[Start of Attachment]
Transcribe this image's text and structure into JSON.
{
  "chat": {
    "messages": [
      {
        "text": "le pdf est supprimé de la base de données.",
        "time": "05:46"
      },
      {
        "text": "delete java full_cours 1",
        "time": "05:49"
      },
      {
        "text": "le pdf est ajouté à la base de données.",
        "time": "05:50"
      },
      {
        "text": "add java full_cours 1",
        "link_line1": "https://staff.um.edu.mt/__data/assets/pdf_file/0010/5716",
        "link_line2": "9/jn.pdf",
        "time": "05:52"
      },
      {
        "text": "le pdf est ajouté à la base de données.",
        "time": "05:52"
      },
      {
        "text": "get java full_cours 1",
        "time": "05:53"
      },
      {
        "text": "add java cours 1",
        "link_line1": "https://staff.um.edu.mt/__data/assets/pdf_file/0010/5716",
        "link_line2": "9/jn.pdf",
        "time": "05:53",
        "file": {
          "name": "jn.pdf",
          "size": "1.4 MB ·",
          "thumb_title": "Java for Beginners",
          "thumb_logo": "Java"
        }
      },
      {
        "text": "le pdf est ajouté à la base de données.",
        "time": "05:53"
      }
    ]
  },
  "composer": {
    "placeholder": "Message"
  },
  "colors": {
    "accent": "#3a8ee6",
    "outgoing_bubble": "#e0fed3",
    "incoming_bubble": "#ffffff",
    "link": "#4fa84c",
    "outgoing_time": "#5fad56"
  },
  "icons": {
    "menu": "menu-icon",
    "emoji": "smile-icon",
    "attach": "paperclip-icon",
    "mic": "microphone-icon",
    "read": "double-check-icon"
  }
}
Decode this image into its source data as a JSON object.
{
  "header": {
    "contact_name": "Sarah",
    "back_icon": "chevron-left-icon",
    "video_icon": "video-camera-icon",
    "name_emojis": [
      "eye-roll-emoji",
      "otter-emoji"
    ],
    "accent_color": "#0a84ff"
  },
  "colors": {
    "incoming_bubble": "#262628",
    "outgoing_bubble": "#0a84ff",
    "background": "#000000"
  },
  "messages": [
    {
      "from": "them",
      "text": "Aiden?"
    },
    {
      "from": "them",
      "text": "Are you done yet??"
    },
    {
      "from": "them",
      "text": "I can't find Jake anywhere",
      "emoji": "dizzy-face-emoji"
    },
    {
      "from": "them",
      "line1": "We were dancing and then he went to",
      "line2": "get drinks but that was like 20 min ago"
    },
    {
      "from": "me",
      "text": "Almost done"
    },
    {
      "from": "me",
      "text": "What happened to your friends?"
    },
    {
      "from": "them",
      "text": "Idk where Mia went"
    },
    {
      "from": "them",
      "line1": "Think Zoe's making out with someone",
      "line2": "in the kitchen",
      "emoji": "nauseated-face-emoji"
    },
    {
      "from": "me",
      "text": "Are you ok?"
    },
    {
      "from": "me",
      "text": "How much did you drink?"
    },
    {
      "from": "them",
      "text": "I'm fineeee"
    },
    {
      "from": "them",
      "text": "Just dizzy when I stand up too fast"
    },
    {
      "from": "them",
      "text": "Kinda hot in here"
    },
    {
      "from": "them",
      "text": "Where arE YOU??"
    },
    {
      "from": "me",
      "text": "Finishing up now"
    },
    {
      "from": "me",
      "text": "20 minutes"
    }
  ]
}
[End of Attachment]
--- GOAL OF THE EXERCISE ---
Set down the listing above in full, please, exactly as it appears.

--- ANSWER TO THIS PROBLEM ---
Transcribe this image's text and structure into JSON.
{
  "chat": {
    "messages": [
      {
        "text": "le pdf est supprimé de la base de données.",
        "time": "05:46"
      },
      {
        "text": "delete java full_cours 1",
        "time": "05:49"
      },
      {
        "text": "le pdf est ajouté à la base de données.",
        "time": "05:50"
      },
      {
        "text": "add java full_cours 1",
        "link_line1": "https://staff.um.edu.mt/__data/assets/pdf_file/0010/5716",
        "link_line2": "9/jn.pdf",
        "time": "05:52"
      },
      {
        "text": "le pdf est ajouté à la base de données.",
        "time": "05:52"
      },
      {
        "text": "get java full_cours 1",
        "time": "05:53"
      },
      {
        "text": "add java cours 1",
        "link_line1": "https://staff.um.edu.mt/__data/assets/pdf_file/0010/5716",
        "link_line2": "9/jn.pdf",
        "time": "05:53",
        "file": {
          "name": "jn.pdf",
          "size": "1.4 MB ·",
          "thumb_title": "Java for Beginners",
          "thumb_logo": "Java"
        }
      },
      {
        "text": "le pdf est ajouté à la base de données.",
        "time": "05:53"
      }
    ]
  },
  "composer": {
    "placeholder": "Message"
  },
  "colors": {
    "accent": "#3a8ee6",
    "outgoing_bubble": "#e0fed3",
    "incoming_bubble": "#ffffff",
    "link": "#4fa84c",
    "outgoing_time": "#5fad56"
  },
  "icons": {
    "menu": "menu-icon",
    "emoji": "smile-icon",
    "attach": "paperclip-icon",
    "mic": "microphone-icon",
    "read": "double-check-icon"
  }
}
Decode this image into its source data as a JSON object.
{
  "header": {
    "contact_name": "Sarah",
    "back_icon": "chevron-left-icon",
    "video_icon": "video-camera-icon",
    "name_emojis": [
      "eye-roll-emoji",
      "otter-emoji"
    ],
    "accent_color": "#0a84ff"
  },
  "colors": {
    "incoming_bubble": "#262628",
    "outgoing_bubble": "#0a84ff",
    "background": "#000000"
  },
  "messages": [
    {
      "from": "them",
      "text": "Aiden?"
    },
    {
      "from": "them",
      "text": "Are you done yet??"
    },
    {
      "from": "them",
      "text": "I can't find Jake anywhere",
      "emoji": "dizzy-face-emoji"
    },
    {
      "from": "them",
      "line1": "We were dancing and then he went to",
      "line2": "get drinks but that was like 20 min ago"
    },
    {
      "from": "me",
      "text": "Almost done"
    },
    {
      "from": "me",
      "text": "What happened to your friends?"
    },
    {
      "from": "them",
      "text": "Idk where Mia went"
    },
    {
      "from": "them",
      "line1": "Think Zoe's making out with someone",
      "line2": "in the kitchen",
      "emoji": "nauseated-face-emoji"
    },
    {
      "from": "me",
      "text": "Are you ok?"
    },
    {
      "from": "me",
      "text": "How much did you drink?"
    },
    {
      "from": "them",
      "text": "I'm fineeee"
    },
    {
      "from": "them",
      "text": "Just dizzy when I stand up too fast"
    },
    {
      "from": "them",
      "text": "Kinda hot in here"
    },
    {
      "from": "them",
      "text": "Where arE YOU??"
    },
    {
      "from": "me",
      "text": "Finishing up now"
    },
    {
      "from": "me",
      "text": "20 minutes"
    }
  ]
}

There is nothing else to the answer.